1. Sleep on it
Sometimes we need a little break from our own work in order to see it with “fresh eyes”. Turn your painting towards a wall or put it away somewhere you won’t be tempted to sneak a peek. After one or two days, you will be able to look at your own work with a fresh perspective.
2. Far & Away
Literally. Look at your painting from far away. If you are painting on a table or on the floor (like me), prop your painting against the wall and look at it the way someone else would look at it.
3. Play “The 360 Game”
The 360 Game is a term I use to describe the act of turning a painting in 4 different directions (for a full 360 degree turn) in order to decide which orientation our painting looks best.
Often, we might think that our painting is not finished when we look at it from a certain orientation, but once we turn it (upside down for example) everything falls into place and suddenly we know it's finished.
4. Consider Contrast
Our brains are naturally attuned to notice contrast. In many cases, we tend to consider a painting with high areas of contrast more interesting than a painting without.
Stand back from your painting and squint your eyes. You will instantly be able to notice areas of contrast in your painting.
5. Mirror Mirror
Looking at your painting in a mirror is a trick artists use to find trouble spots in their painting. Try it. It’s really neat and incredibly insightful.
6. Eye Travel
Where does the eye travel within your painting? Do your eyes stay “within” the painting or do they get pushed away to the outside of the canvas?
7. Ask Someone
Sometimes, we can loose track of whether our work is terrible or genius because it feels like we’ve been working in a vacuum.
In those instances, I invite the one person that I trust to give me her unbiased, critical opinion: my mom. Because of her extensive knowledge and art background, I can trust she knows what she’s talking about.
An art instructor, a partner, a friend or even a child might be other people to consider.
A word of caution: Ask no more than one or two people for their opinion. You will find that asking too many people only adds to the confusion.
8. Home Sweet Home
Ask yourself how would you feel if it were hanging in someone’s home. Answering this question might offer some insight into wether or not the work is finished.
9. Goal Setting
If you had an idea you wanted to get across or a message or mood you wanted to convey, ask yourself if you achieved your goal(s).
10. You Decide
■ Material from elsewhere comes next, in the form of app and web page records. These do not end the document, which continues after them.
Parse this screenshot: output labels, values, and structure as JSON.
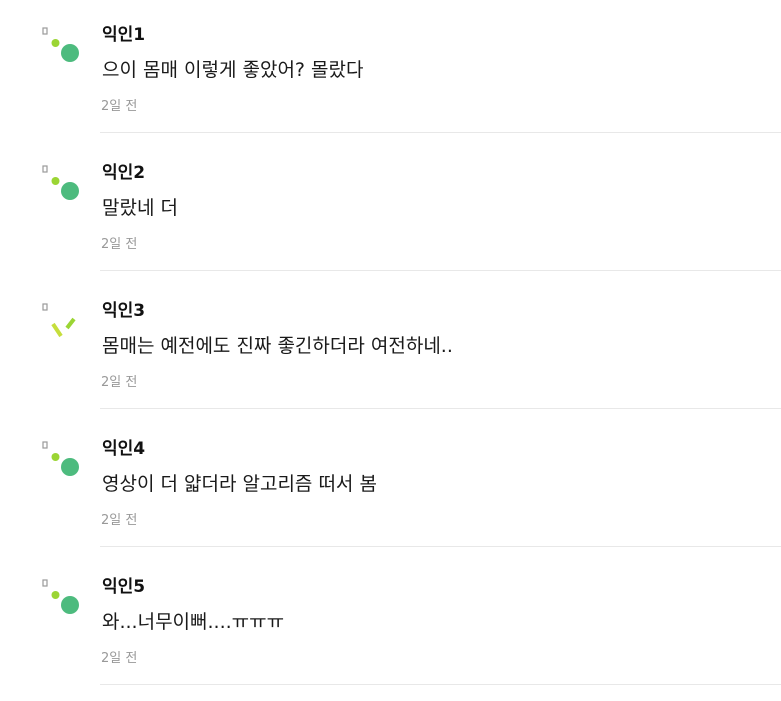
{
  "comments": [
    {
      "author": "익인1",
      "text": "으이 몸매 이렇게 좋았어? 몰랐다",
      "time": "2일 전",
      "avatar_icon": "dots-avatar-icon"
    },
    {
      "author": "익인2",
      "text": "말랐네 더",
      "time": "2일 전",
      "avatar_icon": "dots-avatar-icon"
    },
    {
      "author": "익인3",
      "text": "몸매는 예전에도 진짜 좋긴하더라 여전하네..",
      "time": "2일 전",
      "avatar_icon": "dashes-avatar-icon"
    },
    {
      "author": "익인4",
      "text": "영상이 더 얇더라 알고리즘 떠서 봄",
      "time": "2일 전",
      "avatar_icon": "dots-avatar-icon"
    },
    {
      "author": "익인5",
      "text": "와...너무이뻐....ㅠㅠㅠ",
      "time": "2일 전",
      "avatar_icon": "dots-avatar-icon"
    }
  ],
  "colors": {
    "avatar_green": "#4dbb7e",
    "avatar_lime": "#9bd534",
    "avatar_gray": "#9a9a9a"
  }
}
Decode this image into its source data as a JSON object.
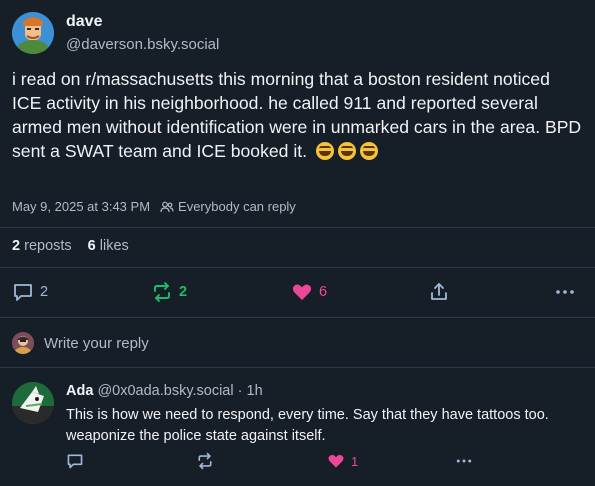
{
  "post": {
    "author_name": "dave",
    "author_handle": "@daverson.bsky.social",
    "text": "i read on r/massachusetts this morning that a boston resident noticed ICE activity in his neighborhood. he called 911 and reported several armed men without identification were in unmarked cars in the area. BPD sent a SWAT team and ICE booked it.",
    "emojis": [
      "rolling-on-floor-laughing",
      "rolling-on-floor-laughing",
      "rolling-on-floor-laughing"
    ],
    "timestamp": "May 9, 2025 at 3:43 PM",
    "reply_setting": "Everybody can reply",
    "reposts_count": "2",
    "reposts_label": "reposts",
    "likes_count": "6",
    "likes_label": "likes",
    "actions": {
      "reply_count": "2",
      "repost_count": "2",
      "like_count": "6"
    }
  },
  "reply_composer": {
    "placeholder": "Write your reply"
  },
  "comment": {
    "author_name": "Ada",
    "author_handle": "@0x0ada.bsky.social",
    "separator": "·",
    "age": "1h",
    "text": "This is how we need to respond, every time. Say that they have tattoos too. weaponize the police state against itself.",
    "actions": {
      "like_count": "1"
    }
  },
  "colors": {
    "background": "#161e27",
    "divider": "#2e3a48",
    "muted_text": "#aebbc9",
    "repost_green": "#20bc63",
    "like_pink": "#ec4899",
    "icon_blue": "#9fb9d9"
  },
  "icons": {
    "reply": "speech-bubble-icon",
    "repost": "repost-arrows-icon",
    "like": "heart-icon",
    "share": "share-icon",
    "more": "ellipsis-icon",
    "audience": "people-icon"
  }
}
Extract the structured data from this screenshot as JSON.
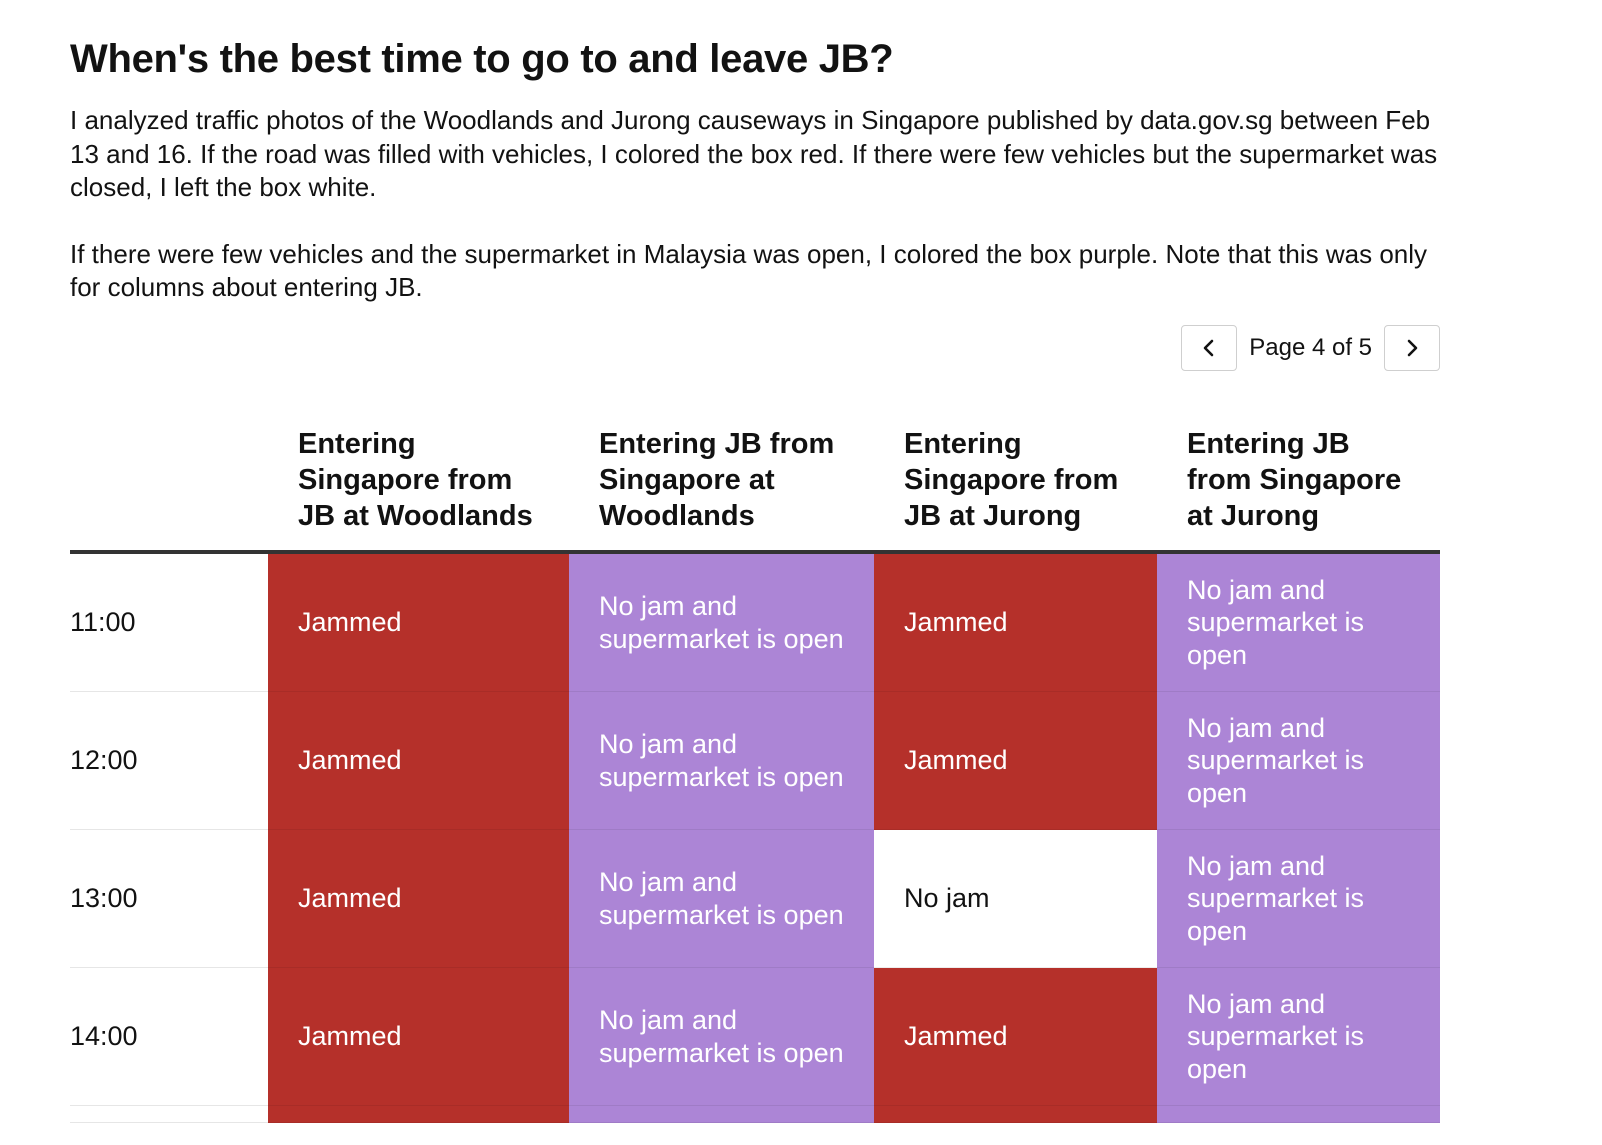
{
  "title": "When's the best time to go to and leave JB?",
  "intro": {
    "paragraph_1": "I analyzed traffic photos of the Woodlands and Jurong causeways in Singapore published by data.gov.sg between Feb 13 and 16. If the road was filled with vehicles, I colored the box red. If there were few vehicles but the supermarket was closed, I left the box white.",
    "paragraph_2": "If there were few vehicles and the supermarket in Malaysia was open, I colored the box purple. Note that this was only for columns about entering JB."
  },
  "pager": {
    "prev_icon": "chevron-left-icon",
    "label": "Page 4 of 5",
    "next_icon": "chevron-right-icon"
  },
  "colors": {
    "jammed": "#b5302a",
    "open": "#ac85d6",
    "no_jam": "#ffffff"
  },
  "table": {
    "columns": [
      "",
      "Entering Singapore from JB at Woodlands",
      "Entering JB from Singapore at Woodlands",
      "Entering Singapore from JB at Jurong",
      "Entering JB from Singapore at Jurong"
    ],
    "rows": [
      {
        "time": "11:00",
        "cells": [
          {
            "text": "Jammed",
            "status": "jammed"
          },
          {
            "text": "No jam and supermarket is open",
            "status": "open"
          },
          {
            "text": "Jammed",
            "status": "jammed"
          },
          {
            "text": "No jam and supermarket is open",
            "status": "open"
          }
        ]
      },
      {
        "time": "12:00",
        "cells": [
          {
            "text": "Jammed",
            "status": "jammed"
          },
          {
            "text": "No jam and supermarket is open",
            "status": "open"
          },
          {
            "text": "Jammed",
            "status": "jammed"
          },
          {
            "text": "No jam and supermarket is open",
            "status": "open"
          }
        ]
      },
      {
        "time": "13:00",
        "cells": [
          {
            "text": "Jammed",
            "status": "jammed"
          },
          {
            "text": "No jam and supermarket is open",
            "status": "open"
          },
          {
            "text": "No jam",
            "status": "nojam"
          },
          {
            "text": "No jam and supermarket is open",
            "status": "open"
          }
        ]
      },
      {
        "time": "14:00",
        "cells": [
          {
            "text": "Jammed",
            "status": "jammed"
          },
          {
            "text": "No jam and supermarket is open",
            "status": "open"
          },
          {
            "text": "Jammed",
            "status": "jammed"
          },
          {
            "text": "No jam and supermarket is open",
            "status": "open"
          }
        ]
      }
    ]
  }
}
In the end, the only person that can make the decision is you. Practice “owning” your decision with gratitude and grace.
This blog was created to share my belief that the art-making process is a catalyst for transformation and
I am living proof.